This election cycle the Republican Party is offering up its usual assortment of phonies, not one of whom can name a single thing he would cut from our government’s $2.9 trillion budget. Not one seems to know the first thing about monetary policy. Not one looks at our disaster of a foreign policy and suggests anything but more of the same.
If everyone’s record were an open book, Ron Paul would be eating these guys alive, especially with the reach his fourth-quarter fundraising bonanza gives him.
That John McCain enjoyed a "wide advantage" in New Hampshire among primary voters who opposed the war in Iraq means Ron Paul’s message is not getting out as it should. McCain has said he’d be fine with a 100-year U.S. military occupation of Iraq — a comment that should be repeated over and over again as evidence of how obviously unelectable he is.
There is no sense in trying to dance around Dr. Paul’s opposition to the Iraq war, even in a Republican primary. He doesn’t benefit from the division of the pro-war vote among the other candidates if people don’t realize that he is antiwar. Plenty of military people, even if they might oppose a quick exit, freely admit that the war was a disastrous idea from the start. The two issues that need emphasis now, in fact, are the Iraq war and the sorry state of the economy — and Dr. Paul can show how the two are related.
Dr. Paul’s target demographic is the young voter, and a marketing firm that understands this demographic should be working for him. Dr. Paul needs to be shown speaking dramatically and in front of large crowds in big cities, out in the country, and at Google. The huge crowds, the signs, the cheers, the smiling faces, and the youthful demographic are at least as important as the words spoken. The spontaneous energy of the Ron Paul movement should come through. This has been captured very well in countless YouTubes, so it should be easy for a professional outfit to duplicate. People like to get involved in causes that they think other people are supporting.
To make an impact, the ads should be sixty seconds, not thirty. Those are more expensive, of course, but the effect of a longer, more captivating and informative ad more than compensates for the additional expense. With the longer commercial, it’s possible to stitch in clips from his appearances on the Daily Show, the Tonight Show, or the Colbert Report. Might as well show Jon Stewart saying, "Congressman Ron Paul, you appear to have consistent, principled integrity," followed by his joking aside, "Americans don’t usually go for that" — at which point we see a jovial Dr. Paul laughing.

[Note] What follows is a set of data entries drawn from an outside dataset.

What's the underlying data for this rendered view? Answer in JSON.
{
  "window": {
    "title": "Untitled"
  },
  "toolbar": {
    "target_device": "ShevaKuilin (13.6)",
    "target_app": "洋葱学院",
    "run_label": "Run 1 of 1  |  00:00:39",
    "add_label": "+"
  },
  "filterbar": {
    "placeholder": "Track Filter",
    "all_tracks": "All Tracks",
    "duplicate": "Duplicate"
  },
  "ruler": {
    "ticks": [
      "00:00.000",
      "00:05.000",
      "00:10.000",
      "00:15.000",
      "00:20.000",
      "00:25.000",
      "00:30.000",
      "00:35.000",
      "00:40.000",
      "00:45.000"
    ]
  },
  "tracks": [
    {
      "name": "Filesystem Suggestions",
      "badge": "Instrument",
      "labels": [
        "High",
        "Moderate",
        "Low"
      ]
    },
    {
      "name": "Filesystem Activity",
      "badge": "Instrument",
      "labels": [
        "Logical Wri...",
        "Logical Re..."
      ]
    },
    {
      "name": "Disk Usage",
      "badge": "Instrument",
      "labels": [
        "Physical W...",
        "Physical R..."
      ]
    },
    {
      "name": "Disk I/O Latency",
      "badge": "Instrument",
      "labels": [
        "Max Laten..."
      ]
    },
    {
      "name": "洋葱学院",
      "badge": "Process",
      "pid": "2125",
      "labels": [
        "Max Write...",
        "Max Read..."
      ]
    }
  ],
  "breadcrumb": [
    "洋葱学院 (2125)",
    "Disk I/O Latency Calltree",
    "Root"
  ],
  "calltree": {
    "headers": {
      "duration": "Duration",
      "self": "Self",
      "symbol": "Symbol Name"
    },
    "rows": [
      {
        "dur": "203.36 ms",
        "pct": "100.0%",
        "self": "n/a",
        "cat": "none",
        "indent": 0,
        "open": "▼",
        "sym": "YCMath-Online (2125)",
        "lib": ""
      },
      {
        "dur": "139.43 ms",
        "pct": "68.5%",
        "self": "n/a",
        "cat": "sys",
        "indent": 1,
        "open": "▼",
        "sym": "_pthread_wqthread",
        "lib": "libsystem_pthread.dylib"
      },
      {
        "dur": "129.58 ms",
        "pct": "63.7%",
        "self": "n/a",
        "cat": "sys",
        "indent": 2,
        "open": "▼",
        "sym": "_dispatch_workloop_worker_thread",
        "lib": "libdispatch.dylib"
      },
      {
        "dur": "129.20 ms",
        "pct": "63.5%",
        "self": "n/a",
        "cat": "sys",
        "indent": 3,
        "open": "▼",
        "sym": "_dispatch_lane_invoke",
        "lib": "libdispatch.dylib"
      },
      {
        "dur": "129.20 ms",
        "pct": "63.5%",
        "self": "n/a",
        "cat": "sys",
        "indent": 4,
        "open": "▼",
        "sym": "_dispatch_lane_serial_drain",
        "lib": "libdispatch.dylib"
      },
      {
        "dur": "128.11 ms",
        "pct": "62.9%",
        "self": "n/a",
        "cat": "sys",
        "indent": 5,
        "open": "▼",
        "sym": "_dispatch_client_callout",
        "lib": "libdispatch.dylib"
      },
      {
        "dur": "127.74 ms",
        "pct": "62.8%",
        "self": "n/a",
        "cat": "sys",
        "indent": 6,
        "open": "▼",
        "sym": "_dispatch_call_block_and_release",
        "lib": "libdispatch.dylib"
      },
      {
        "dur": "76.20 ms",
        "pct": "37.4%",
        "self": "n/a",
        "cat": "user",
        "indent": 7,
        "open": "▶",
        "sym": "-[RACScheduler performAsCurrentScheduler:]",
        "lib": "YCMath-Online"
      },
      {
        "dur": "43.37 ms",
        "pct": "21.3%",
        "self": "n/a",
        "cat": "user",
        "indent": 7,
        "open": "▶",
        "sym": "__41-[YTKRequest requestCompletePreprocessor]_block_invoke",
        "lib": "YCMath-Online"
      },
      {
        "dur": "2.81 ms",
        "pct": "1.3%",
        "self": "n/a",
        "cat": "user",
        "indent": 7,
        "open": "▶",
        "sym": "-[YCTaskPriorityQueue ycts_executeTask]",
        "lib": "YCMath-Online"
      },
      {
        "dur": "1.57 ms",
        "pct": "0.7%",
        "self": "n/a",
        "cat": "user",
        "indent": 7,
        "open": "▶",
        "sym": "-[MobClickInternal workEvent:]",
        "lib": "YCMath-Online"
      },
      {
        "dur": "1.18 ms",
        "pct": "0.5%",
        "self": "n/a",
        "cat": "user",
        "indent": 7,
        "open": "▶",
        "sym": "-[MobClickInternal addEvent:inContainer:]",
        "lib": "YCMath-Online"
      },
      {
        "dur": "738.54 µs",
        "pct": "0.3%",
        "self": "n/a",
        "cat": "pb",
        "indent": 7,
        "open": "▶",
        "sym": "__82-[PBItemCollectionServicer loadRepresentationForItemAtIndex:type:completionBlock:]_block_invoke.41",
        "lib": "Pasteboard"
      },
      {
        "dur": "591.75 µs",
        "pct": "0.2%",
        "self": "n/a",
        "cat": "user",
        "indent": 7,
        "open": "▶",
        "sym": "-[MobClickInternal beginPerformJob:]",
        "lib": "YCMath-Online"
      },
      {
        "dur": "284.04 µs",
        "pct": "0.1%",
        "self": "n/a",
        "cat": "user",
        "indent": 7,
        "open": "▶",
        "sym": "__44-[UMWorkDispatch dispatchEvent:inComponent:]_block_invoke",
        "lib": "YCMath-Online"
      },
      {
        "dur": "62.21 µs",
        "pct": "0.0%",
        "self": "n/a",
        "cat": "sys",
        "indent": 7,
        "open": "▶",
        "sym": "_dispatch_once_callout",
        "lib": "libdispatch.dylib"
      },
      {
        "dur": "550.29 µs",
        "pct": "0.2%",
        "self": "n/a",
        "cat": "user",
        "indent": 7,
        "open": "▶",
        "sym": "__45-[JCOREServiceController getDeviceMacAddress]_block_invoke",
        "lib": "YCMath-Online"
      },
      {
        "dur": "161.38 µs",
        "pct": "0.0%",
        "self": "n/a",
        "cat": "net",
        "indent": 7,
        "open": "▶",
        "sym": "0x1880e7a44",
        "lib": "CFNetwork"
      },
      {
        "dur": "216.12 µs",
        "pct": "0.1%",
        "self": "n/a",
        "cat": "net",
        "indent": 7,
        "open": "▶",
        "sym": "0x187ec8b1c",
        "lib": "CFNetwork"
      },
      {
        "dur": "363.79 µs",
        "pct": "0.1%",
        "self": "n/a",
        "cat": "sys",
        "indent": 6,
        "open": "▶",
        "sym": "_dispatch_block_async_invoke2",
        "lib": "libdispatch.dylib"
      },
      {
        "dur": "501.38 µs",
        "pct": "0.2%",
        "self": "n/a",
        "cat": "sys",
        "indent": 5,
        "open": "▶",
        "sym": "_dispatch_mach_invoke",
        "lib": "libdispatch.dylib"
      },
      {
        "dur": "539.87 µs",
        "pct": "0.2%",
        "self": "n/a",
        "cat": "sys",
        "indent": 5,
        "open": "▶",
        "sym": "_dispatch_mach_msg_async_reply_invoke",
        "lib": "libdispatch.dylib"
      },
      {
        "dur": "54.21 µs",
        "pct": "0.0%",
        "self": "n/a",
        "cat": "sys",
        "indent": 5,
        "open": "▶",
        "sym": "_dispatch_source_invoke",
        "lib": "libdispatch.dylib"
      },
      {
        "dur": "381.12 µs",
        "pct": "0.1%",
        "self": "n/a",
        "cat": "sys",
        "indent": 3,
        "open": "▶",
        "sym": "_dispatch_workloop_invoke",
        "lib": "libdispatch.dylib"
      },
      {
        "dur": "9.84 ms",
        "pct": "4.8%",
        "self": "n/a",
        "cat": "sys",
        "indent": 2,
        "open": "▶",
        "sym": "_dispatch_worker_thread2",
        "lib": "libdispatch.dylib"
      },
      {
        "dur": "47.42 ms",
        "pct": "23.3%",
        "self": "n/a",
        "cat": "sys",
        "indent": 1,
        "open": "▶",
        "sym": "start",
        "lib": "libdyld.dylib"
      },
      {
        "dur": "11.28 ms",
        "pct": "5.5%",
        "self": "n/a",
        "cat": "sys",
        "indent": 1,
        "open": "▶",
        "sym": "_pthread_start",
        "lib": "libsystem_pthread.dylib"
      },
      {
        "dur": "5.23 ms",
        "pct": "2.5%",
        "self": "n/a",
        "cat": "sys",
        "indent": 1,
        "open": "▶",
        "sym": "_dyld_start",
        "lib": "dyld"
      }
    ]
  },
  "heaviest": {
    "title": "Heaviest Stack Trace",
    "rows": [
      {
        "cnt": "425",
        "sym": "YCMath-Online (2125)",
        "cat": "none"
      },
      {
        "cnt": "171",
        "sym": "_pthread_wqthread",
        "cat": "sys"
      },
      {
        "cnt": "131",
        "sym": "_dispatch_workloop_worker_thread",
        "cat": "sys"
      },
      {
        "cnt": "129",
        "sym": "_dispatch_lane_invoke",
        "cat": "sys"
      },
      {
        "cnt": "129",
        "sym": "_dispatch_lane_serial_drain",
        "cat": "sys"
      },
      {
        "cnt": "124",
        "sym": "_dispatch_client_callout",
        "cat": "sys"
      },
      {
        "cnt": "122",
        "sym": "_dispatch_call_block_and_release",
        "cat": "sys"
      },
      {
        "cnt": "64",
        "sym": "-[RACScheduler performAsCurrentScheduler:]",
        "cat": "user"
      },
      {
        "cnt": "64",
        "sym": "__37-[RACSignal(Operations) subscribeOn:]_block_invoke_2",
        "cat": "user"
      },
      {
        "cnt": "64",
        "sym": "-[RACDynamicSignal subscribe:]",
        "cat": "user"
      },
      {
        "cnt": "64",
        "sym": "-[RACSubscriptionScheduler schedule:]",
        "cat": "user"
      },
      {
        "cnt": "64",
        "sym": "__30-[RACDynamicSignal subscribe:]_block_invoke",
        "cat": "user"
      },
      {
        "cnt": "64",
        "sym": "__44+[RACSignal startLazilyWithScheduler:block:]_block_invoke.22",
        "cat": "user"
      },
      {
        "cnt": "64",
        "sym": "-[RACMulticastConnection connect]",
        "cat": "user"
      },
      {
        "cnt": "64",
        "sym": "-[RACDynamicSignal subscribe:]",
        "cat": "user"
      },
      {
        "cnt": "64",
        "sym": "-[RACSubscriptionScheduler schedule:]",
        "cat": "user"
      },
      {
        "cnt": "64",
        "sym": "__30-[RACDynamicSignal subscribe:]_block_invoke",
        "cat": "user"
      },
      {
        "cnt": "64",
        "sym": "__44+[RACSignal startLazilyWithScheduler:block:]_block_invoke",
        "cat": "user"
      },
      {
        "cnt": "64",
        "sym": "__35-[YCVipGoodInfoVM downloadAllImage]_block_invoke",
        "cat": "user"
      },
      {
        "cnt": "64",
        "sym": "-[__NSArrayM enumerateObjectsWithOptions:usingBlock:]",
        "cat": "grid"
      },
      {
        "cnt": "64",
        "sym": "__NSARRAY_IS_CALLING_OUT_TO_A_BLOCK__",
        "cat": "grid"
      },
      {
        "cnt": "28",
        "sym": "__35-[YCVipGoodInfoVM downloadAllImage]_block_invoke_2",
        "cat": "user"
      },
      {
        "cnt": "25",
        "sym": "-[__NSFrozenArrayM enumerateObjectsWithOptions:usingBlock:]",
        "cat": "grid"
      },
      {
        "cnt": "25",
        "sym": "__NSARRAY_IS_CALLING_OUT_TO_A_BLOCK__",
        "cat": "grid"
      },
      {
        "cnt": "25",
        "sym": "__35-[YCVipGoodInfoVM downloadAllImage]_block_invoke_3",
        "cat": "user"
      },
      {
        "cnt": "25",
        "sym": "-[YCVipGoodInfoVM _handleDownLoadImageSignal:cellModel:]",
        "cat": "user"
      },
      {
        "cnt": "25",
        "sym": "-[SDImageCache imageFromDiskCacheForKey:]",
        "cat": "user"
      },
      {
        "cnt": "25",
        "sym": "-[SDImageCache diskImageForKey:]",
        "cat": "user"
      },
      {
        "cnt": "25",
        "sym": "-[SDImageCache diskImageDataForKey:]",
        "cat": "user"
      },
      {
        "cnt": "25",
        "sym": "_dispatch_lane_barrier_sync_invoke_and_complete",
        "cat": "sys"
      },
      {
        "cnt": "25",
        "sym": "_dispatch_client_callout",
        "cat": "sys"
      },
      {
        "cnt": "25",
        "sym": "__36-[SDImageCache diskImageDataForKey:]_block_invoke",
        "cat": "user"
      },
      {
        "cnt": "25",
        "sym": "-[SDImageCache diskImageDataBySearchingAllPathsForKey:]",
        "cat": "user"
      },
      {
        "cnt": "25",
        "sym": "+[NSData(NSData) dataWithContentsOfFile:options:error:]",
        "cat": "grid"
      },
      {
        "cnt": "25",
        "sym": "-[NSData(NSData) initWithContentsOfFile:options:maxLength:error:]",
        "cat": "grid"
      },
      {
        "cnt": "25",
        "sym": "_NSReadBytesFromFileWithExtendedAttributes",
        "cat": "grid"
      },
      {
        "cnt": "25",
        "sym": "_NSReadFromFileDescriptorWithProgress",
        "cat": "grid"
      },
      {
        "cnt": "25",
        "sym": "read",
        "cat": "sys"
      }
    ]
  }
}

Ron Paul simply must be differentiated from the rest of the candidates if his campaign cash is going to do him any good and if he is to have a chance to win some surprise victories. Ads that make him seem like just another one of them would be an unthinkable waste of money. And we need to see him talking to the camera — not scripted, of course, but with remarks stitched together from his various campaign appearances.
In open primaries in particular, the correct approach to advertising Ron Paul would not only garner his true share of Republican voters but also increase the turnout of independents and even antiwar Democrats to his side.
A still more confrontational option would involve putting head shots of all the candidates on the screen. Then ask, "Who among these men has never voted to raise taxes?" All faces but Dr. Paul’s disappear. "Who has spoken out against the unconstitutional No Child Left Behind Act?" All faces but Dr. Paul’s disappear. "Who opposed the Patriot Act?" "Who opposed the unconstitutional, costly war in Iraq?"
And for good measure, we might add: "Who gets the most donations from active-duty and retired military personnel?"
And then, perhaps: "In this Republican primary, you have two choices, not five. Another double-talking big spender, or [here shift to Ron Paul speaking to a cheering crowd] the man who’s been called the Thomas Jefferson of our day. For once, we can really make a difference. Ron Paul for President."
For once in their lives, Americans have the opportunity to vote for a truly great man, and can have a president they can actually be proud of for a change. Let’s make sure they know about it.
Mark Thornton [send him mail] is an economist who lives in Auburn, Alabama. He is author of The Economics of Prohibition, is a senior fellow with the Ludwig von Mises Institute, and is the Book Review Editor for the Quarterly Journal of Austrian Economics. He is co-author of Tariffs, Blockades, and Inflation: The Economics of the Civil War and is the editor of The Quotable Mises. Thomas E. Woods, Jr. [view his website; send him mail] is senior fellow in American history at the Ludwig von Mises Institute and the author, most recently, of 33 Questions About American History You’re Not Supposed to Ask. His other books include How the Catholic Church Built Western Civilization (get a free chapter here), The Church and the Market: A Catholic Defense of the Free Economy (first-place winner in the 2006 Templeton Enterprise Awards), and the New York Times bestseller The Politically Incorrect Guide to American History.